* [EXERCISE OBJECTIVE]:
Return every line below in which "stitches" appears.

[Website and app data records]
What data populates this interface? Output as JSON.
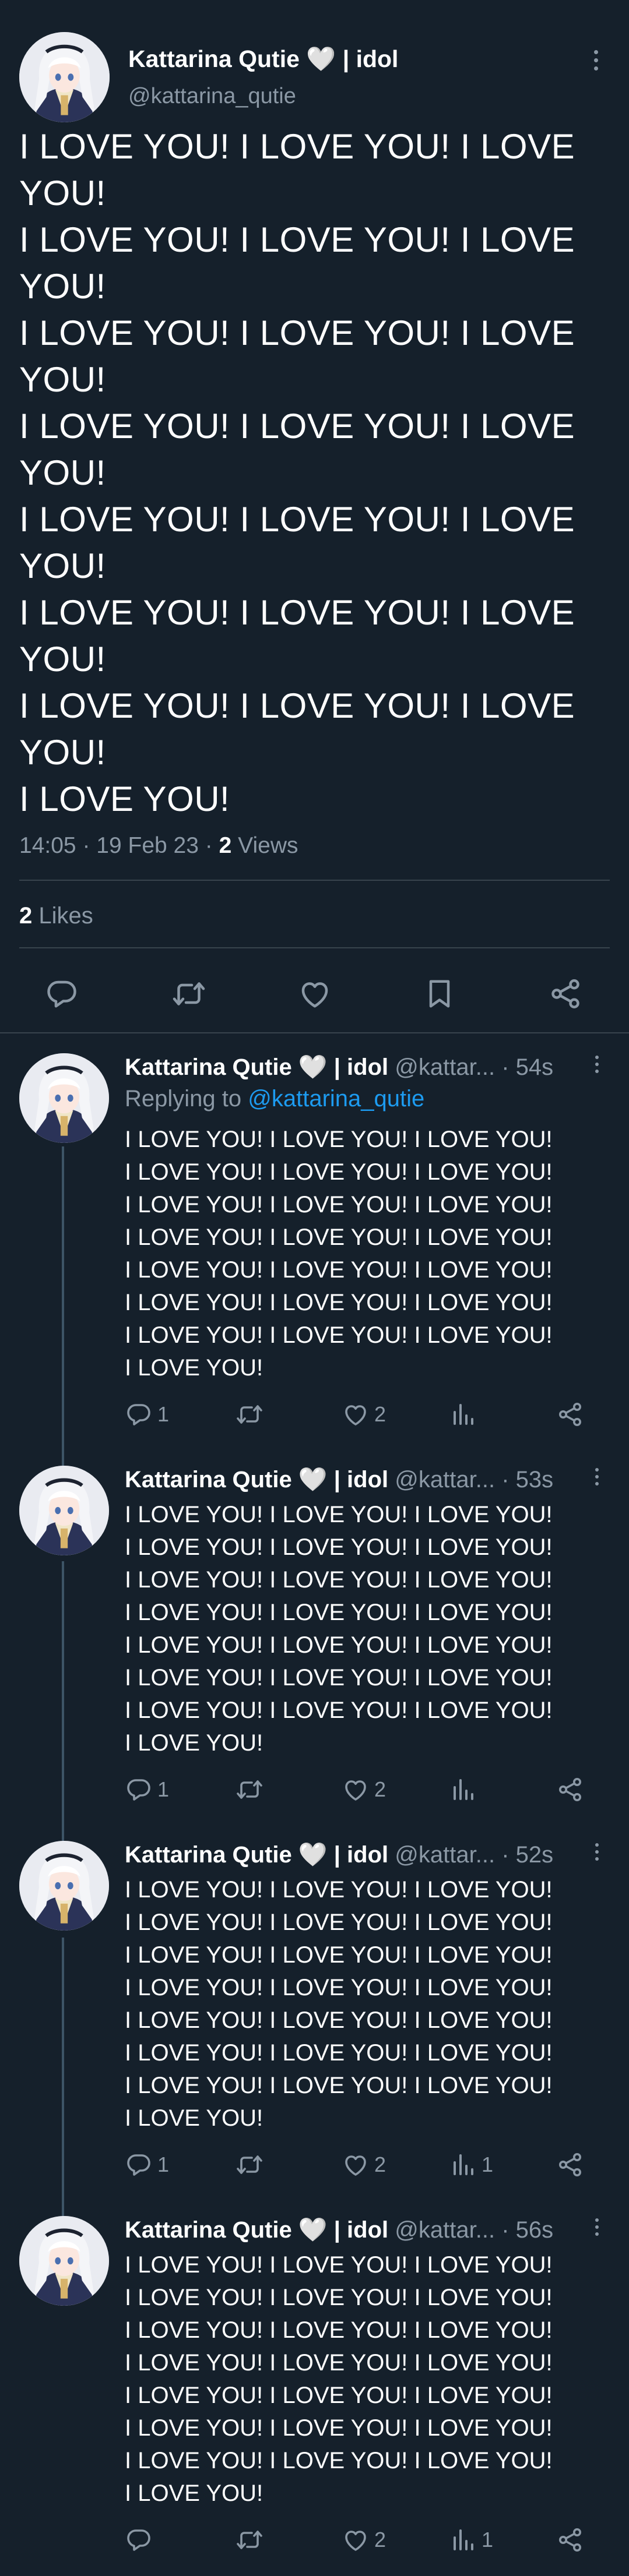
{
  "main_tweet": {
    "name": "Kattarina Qutie 🤍 | idol",
    "handle": "@kattarina_qutie",
    "text": "I LOVE YOU! I LOVE YOU! I LOVE\nYOU!\nI LOVE YOU! I LOVE YOU! I LOVE\nYOU!\nI LOVE YOU! I LOVE YOU! I LOVE\nYOU!\nI LOVE YOU! I LOVE YOU! I LOVE\nYOU!\nI LOVE YOU! I LOVE YOU! I LOVE\nYOU!\nI LOVE YOU! I LOVE YOU! I LOVE\nYOU!\nI LOVE YOU! I LOVE YOU! I LOVE\nYOU!\nI LOVE YOU!",
    "time": "14:05",
    "date": "19 Feb 23",
    "separator": "·",
    "views_count": "2",
    "views_label": "Views",
    "likes_count": "2",
    "likes_label": "Likes"
  },
  "icons": {
    "reply": "reply-icon",
    "retweet": "retweet-icon",
    "like": "heart-icon",
    "bookmark": "bookmark-icon",
    "share": "share-icon",
    "views": "views-icon",
    "more": "more-icon"
  },
  "colors": {
    "background": "#15202b",
    "secondary_text": "#8b98a5",
    "link": "#1d9bf0",
    "divider": "#38444d",
    "thread_line": "#3d5466"
  },
  "replies": [
    {
      "name": "Kattarina Qutie 🤍 | idol",
      "handle": "@kattar...",
      "time": "· 54s",
      "replying_prefix": "Replying to",
      "replying_to": "@kattarina_qutie",
      "text": "I LOVE YOU! I LOVE YOU! I LOVE YOU!\nI LOVE YOU! I LOVE YOU! I LOVE YOU!\nI LOVE YOU! I LOVE YOU! I LOVE YOU!\nI LOVE YOU! I LOVE YOU! I LOVE YOU!\nI LOVE YOU! I LOVE YOU! I LOVE YOU!\nI LOVE YOU! I LOVE YOU! I LOVE YOU!\nI LOVE YOU! I LOVE YOU! I LOVE YOU!\nI LOVE YOU!",
      "reply_count": "1",
      "retweet_count": "",
      "like_count": "2",
      "view_count": ""
    },
    {
      "name": "Kattarina Qutie 🤍 | idol",
      "handle": "@kattar...",
      "time": "· 53s",
      "text": "I LOVE YOU! I LOVE YOU! I LOVE YOU!\nI LOVE YOU! I LOVE YOU! I LOVE YOU!\nI LOVE YOU! I LOVE YOU! I LOVE YOU!\nI LOVE YOU! I LOVE YOU! I LOVE YOU!\nI LOVE YOU! I LOVE YOU! I LOVE YOU!\nI LOVE YOU! I LOVE YOU! I LOVE YOU!\nI LOVE YOU! I LOVE YOU! I LOVE YOU!\nI LOVE YOU!",
      "reply_count": "1",
      "retweet_count": "",
      "like_count": "2",
      "view_count": ""
    },
    {
      "name": "Kattarina Qutie 🤍 | idol",
      "handle": "@kattar...",
      "time": "· 52s",
      "text": "I LOVE YOU! I LOVE YOU! I LOVE YOU!\nI LOVE YOU! I LOVE YOU! I LOVE YOU!\nI LOVE YOU! I LOVE YOU! I LOVE YOU!\nI LOVE YOU! I LOVE YOU! I LOVE YOU!\nI LOVE YOU! I LOVE YOU! I LOVE YOU!\nI LOVE YOU! I LOVE YOU! I LOVE YOU!\nI LOVE YOU! I LOVE YOU! I LOVE YOU!\nI LOVE YOU!",
      "reply_count": "1",
      "retweet_count": "",
      "like_count": "2",
      "view_count": "1"
    },
    {
      "name": "Kattarina Qutie 🤍 | idol",
      "handle": "@kattar...",
      "time": "· 56s",
      "text": "I LOVE YOU! I LOVE YOU! I LOVE YOU!\nI LOVE YOU! I LOVE YOU! I LOVE YOU!\nI LOVE YOU! I LOVE YOU! I LOVE YOU!\nI LOVE YOU! I LOVE YOU! I LOVE YOU!\nI LOVE YOU! I LOVE YOU! I LOVE YOU!\nI LOVE YOU! I LOVE YOU! I LOVE YOU!\nI LOVE YOU! I LOVE YOU! I LOVE YOU!\nI LOVE YOU!",
      "reply_count": "",
      "retweet_count": "",
      "like_count": "2",
      "view_count": "1"
    }
  ]
}
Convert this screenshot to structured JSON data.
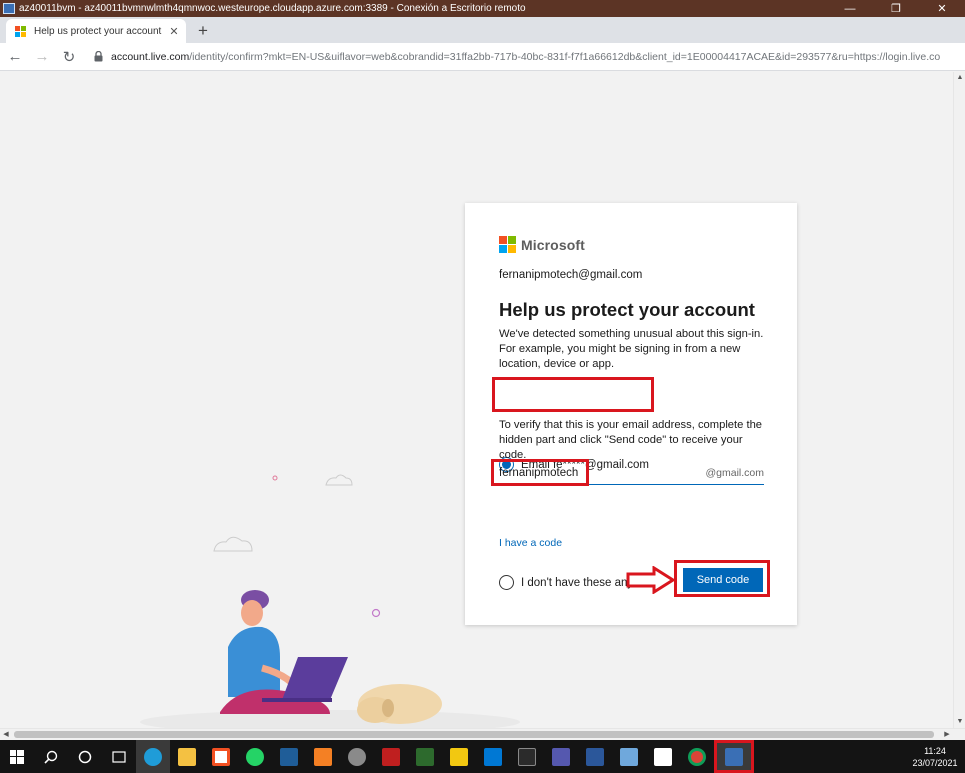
{
  "rdp": {
    "title": "az40011bvm - az40011bvmnwlmth4qmnwoc.westeurope.cloudapp.azure.com:3389 - Conexión a Escritorio remoto",
    "minimize": "—",
    "restore": "❐",
    "close": "✕"
  },
  "browser": {
    "tab_title": "Help us protect your account",
    "tab_close": "✕",
    "new_tab": "+",
    "url_host": "account.live.com",
    "url_path": "/identity/confirm?mkt=EN-US&uiflavor=web&cobrandid=31ffa2bb-717b-40bc-831f-f7f1a66612db&client_id=1E00004417ACAE&id=293577&ru=https://login.live.co",
    "back": "←",
    "forward": "→",
    "reload": "↻"
  },
  "card": {
    "brand": "Microsoft",
    "account": "fernanipmotech@gmail.com",
    "heading": "Help us protect your account",
    "description": "We've detected something unusual about this sign-in. For example, you might be signing in from a new location, device or app.",
    "option_email_label": "Email fe*****@gmail.com",
    "verify_text": "To verify that this is your email address, complete the hidden part and click \"Send code\" to receive your code.",
    "email_input_value": "fernanipmotech",
    "email_suffix": "@gmail.com",
    "option_none_label": "I don't have these any more",
    "have_code_link": "I have a code",
    "send_button": "Send code"
  },
  "colors": {
    "ms_red": "#f25022",
    "ms_green": "#7fba00",
    "ms_blue": "#00a4ef",
    "ms_yellow": "#ffb900",
    "accent": "#0067b8",
    "annotation_red": "#d9161e"
  },
  "taskbar": {
    "time": "11:24",
    "date": "23/07/2021",
    "apps": [
      "windows-start",
      "search",
      "cortana",
      "task-view",
      "edge",
      "file-explorer",
      "store",
      "whatsapp",
      "vmware",
      "powerpoint-like",
      "vpn",
      "filezilla",
      "terminal-green",
      "power-bi",
      "vscode",
      "cmd",
      "teams",
      "word",
      "screenshot",
      "typora",
      "chrome",
      "remote-desktop"
    ]
  }
}
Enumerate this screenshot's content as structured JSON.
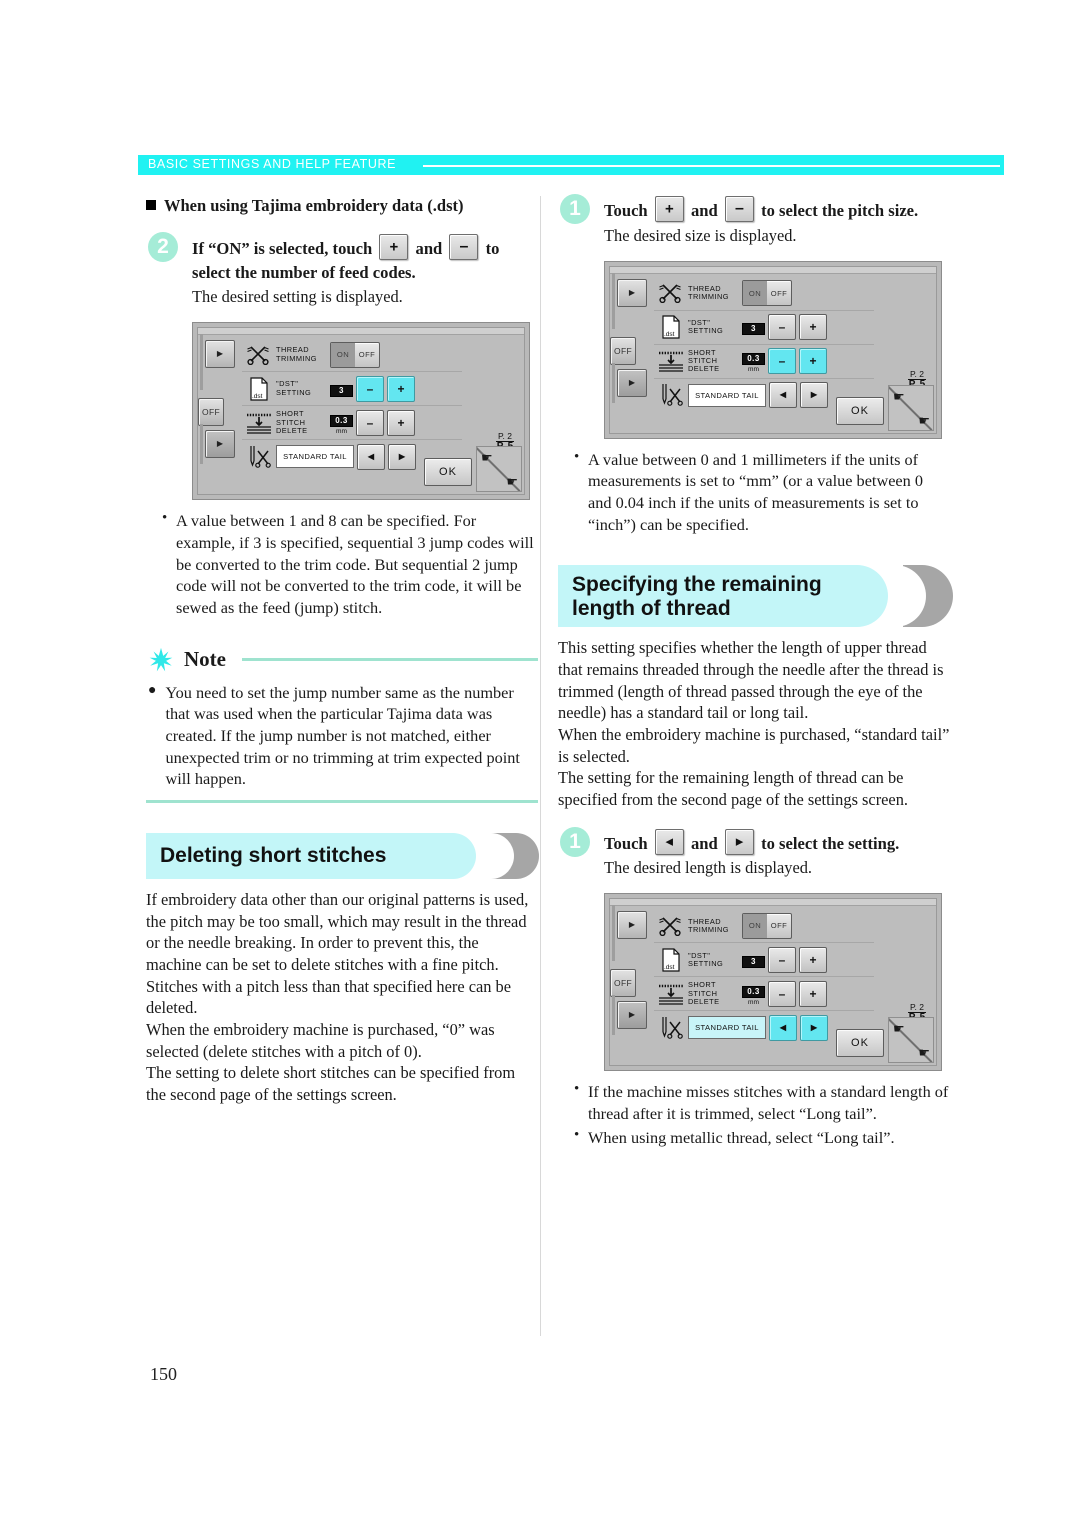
{
  "header": {
    "title": "BASIC SETTINGS AND HELP FEATURE"
  },
  "page_number": "150",
  "left_column": {
    "subsection_heading": "When using Tajima embroidery data (.dst)",
    "step2": {
      "number": "2",
      "title_part1": "If “ON” is selected, touch",
      "title_part2": "and",
      "title_part3": "to",
      "title_line2": "select the number of feed codes.",
      "subtitle": "The desired setting is displayed."
    },
    "bullets": [
      "A value between 1 and 8 can be specified. For example, if 3 is specified, sequential 3 jump codes will be converted to the trim code. But sequential 2 jump code will not be converted to the trim code, it will be sewed as the feed (jump) stitch."
    ],
    "note": {
      "label": "Note",
      "text": "You need to set the jump number same as the number that was used when the particular Tajima data was created. If the jump number is not matched, either unexpected trim or no trimming at trim expected point will happen."
    },
    "section_heading": "Deleting short stitches",
    "section_body": [
      "If embroidery data other than our original patterns is used, the pitch may be too small, which may result in the thread or the needle breaking. In order to prevent this, the machine can be set to delete stitches with a fine pitch. Stitches with a pitch less than that specified here can be deleted.",
      "When the embroidery machine is purchased, “0” was selected (delete stitches with a pitch of 0).",
      "The setting to delete short stitches can be specified from the second page of the settings screen."
    ]
  },
  "right_column": {
    "step1_pitch": {
      "number": "1",
      "title_part1": "Touch",
      "title_part2": "and",
      "title_part3": "to select the pitch size.",
      "subtitle": "The desired size is displayed."
    },
    "bullets_pitch": [
      "A value between 0 and 1 millimeters if the units of measurements is set to “mm” (or a value between 0 and 0.04 inch if the units of measurements is set to “inch”) can be specified."
    ],
    "section_heading_line1": "Specifying the remaining",
    "section_heading_line2": "length of thread",
    "section_body": [
      "This setting specifies whether the length of upper thread that remains threaded through the needle after the thread is trimmed (length of thread passed through the eye of the needle) has a standard tail or long tail.",
      "When the embroidery machine is purchased, “standard tail” is selected.",
      "The setting for the remaining length of thread can be specified from the second page of the settings screen."
    ],
    "step1_setting": {
      "number": "1",
      "title_part1": "Touch",
      "title_part2": "and",
      "title_part3": "to select the setting.",
      "subtitle": "The desired length is displayed."
    },
    "bullets_tail": [
      "If the machine misses stitches with a standard length of thread after it is trimmed, select “Long tail”.",
      "When using metallic thread, select “Long tail”."
    ]
  },
  "lcd_screens": {
    "screen_a": {
      "rows": {
        "thread_trimming": {
          "label": "THREAD\nTRIMMING",
          "on": "ON",
          "off": "OFF",
          "selected": "ON"
        },
        "dst_setting": {
          "label": "\"DST\"\nSETTING",
          "value": "3",
          "minus": "–",
          "plus": "+",
          "highlight": "dst"
        },
        "short_stitch_delete": {
          "label": "SHORT\nSTITCH\nDELETE",
          "value": "0.3",
          "unit": "mm",
          "minus": "–",
          "plus": "+"
        },
        "standard_tail": {
          "label": "",
          "field": "STANDARD TAIL",
          "left": "◀",
          "right": "▶"
        }
      },
      "page_top": "P. 2",
      "page_bottom": "P. 5",
      "ok": "OK"
    },
    "screen_b": {
      "rows": {
        "thread_trimming": {
          "label": "THREAD\nTRIMMING",
          "on": "ON",
          "off": "OFF",
          "selected": "ON"
        },
        "dst_setting": {
          "label": "\"DST\"\nSETTING",
          "value": "3",
          "minus": "–",
          "plus": "+"
        },
        "short_stitch_delete": {
          "label": "SHORT\nSTITCH\nDELETE",
          "value": "0.3",
          "unit": "mm",
          "minus": "–",
          "plus": "+",
          "highlight": "short"
        },
        "standard_tail": {
          "label": "",
          "field": "STANDARD TAIL",
          "left": "◀",
          "right": "▶"
        }
      },
      "page_top": "P. 2",
      "page_bottom": "P. 5",
      "ok": "OK"
    },
    "screen_c": {
      "rows": {
        "thread_trimming": {
          "label": "THREAD\nTRIMMING",
          "on": "ON",
          "off": "OFF",
          "selected": "ON"
        },
        "dst_setting": {
          "label": "\"DST\"\nSETTING",
          "value": "3",
          "minus": "–",
          "plus": "+"
        },
        "short_stitch_delete": {
          "label": "SHORT\nSTITCH\nDELETE",
          "value": "0.3",
          "unit": "mm",
          "minus": "–",
          "plus": "+"
        },
        "standard_tail": {
          "label": "",
          "field": "STANDARD TAIL",
          "left": "◀",
          "right": "▶",
          "highlight": "tail"
        }
      },
      "page_top": "P. 2",
      "page_bottom": "P. 5",
      "ok": "OK"
    },
    "rail": {
      "off_label": "OFF",
      "arrow": "▶"
    }
  },
  "colors": {
    "header_cyan": "#20f2f2",
    "pill_cyan": "#c3f6f8",
    "step_badge": "#a5ecd7",
    "note_rule": "#9fe3cf",
    "lcd_highlight": "#63e6f0"
  }
}
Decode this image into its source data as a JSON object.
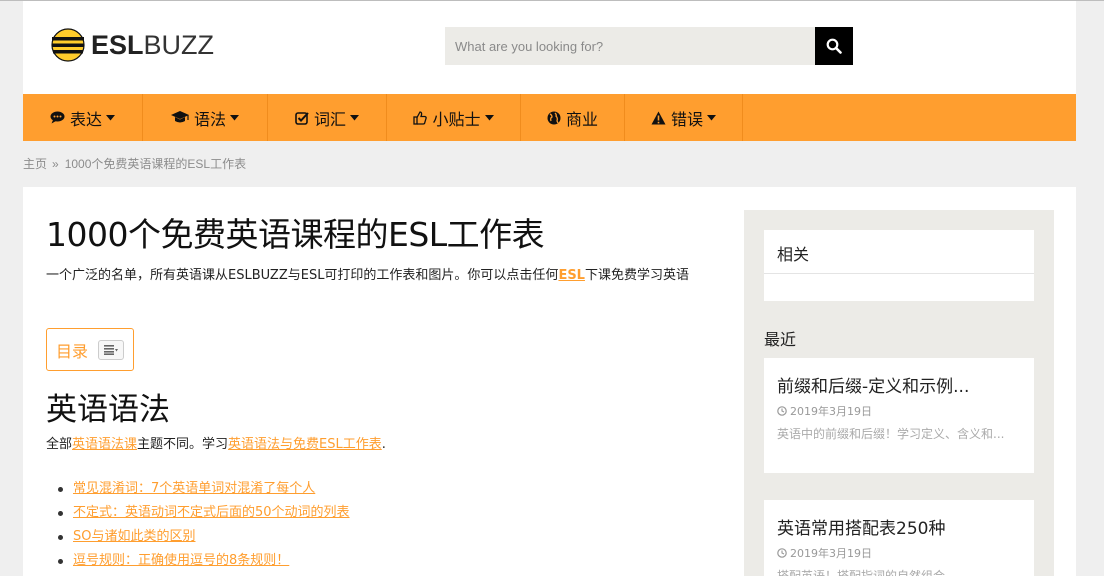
{
  "brand": {
    "esl": "ESL",
    "buzz": "BUZZ"
  },
  "search": {
    "placeholder": "What are you looking for?"
  },
  "nav": {
    "items": [
      {
        "label": "表达",
        "icon": "comment-icon"
      },
      {
        "label": "语法",
        "icon": "graduation-cap-icon"
      },
      {
        "label": "词汇",
        "icon": "check-square-icon"
      },
      {
        "label": "小贴士",
        "icon": "thumbs-up-icon"
      },
      {
        "label": "商业",
        "icon": "globe-icon"
      },
      {
        "label": "错误",
        "icon": "warning-icon"
      }
    ]
  },
  "breadcrumb": {
    "home": "主页",
    "separator": "»",
    "current": "1000个免费英语课程的ESL工作表"
  },
  "article": {
    "title": "1000个免费英语课程的ESL工作表",
    "intro_before": "一个广泛的名单，所有英语课从ESLBUZZ与ESL可打印的工作表和图片。你可以点击任何",
    "intro_link": "ESL",
    "intro_after": "下课免费学习英语",
    "toc_label": "目录",
    "section_title": "英语语法",
    "section_desc_1": "全部",
    "section_link_1": "英语语法课",
    "section_desc_2": "主题不同。学习",
    "section_link_2": "英语语法与免费ESL工作表",
    "section_desc_3": ".",
    "list": [
      "常见混淆词：7个英语单词对混淆了每个人",
      "不定式：英语动词不定式后面的50个动词的列表",
      "SO与诸如此类的区别",
      "逗号规则：正确使用逗号的8条规则！"
    ]
  },
  "sidebar": {
    "related_title": "相关",
    "recent_title": "最近",
    "posts": [
      {
        "title": "前缀和后缀-定义和示例...",
        "date": "2019年3月19日",
        "excerpt": "英语中的前缀和后缀！学习定义、含义和..."
      },
      {
        "title": "英语常用搭配表250种",
        "date": "2019年3月19日",
        "excerpt": "搭配英语！搭配指词的自然组合"
      }
    ]
  },
  "colors": {
    "accent": "#ff9e2f",
    "nav_bg": "#ff9e2f",
    "sidebar_bg": "#ecebe7"
  }
}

* [THE ANSWER]:
    "section_heading": "Deleting short stitches",
      "If embroidery data other than our original patterns is used, the pitch may be too small, which may result in the thread or the needle breaking. In order to prevent this, the machine can be set to delete stitches with a fine pitch. Stitches with a pitch less than that specified here can be deleted.",
      "When the embroidery machine is purchased, “0” was selected (delete stitches with a pitch of 0).",
      "The setting to delete short stitches can be specified from the second page of the settings screen."
      "If the machine misses stitches with a standard length of thread after it is trimmed, select “Long tail”.",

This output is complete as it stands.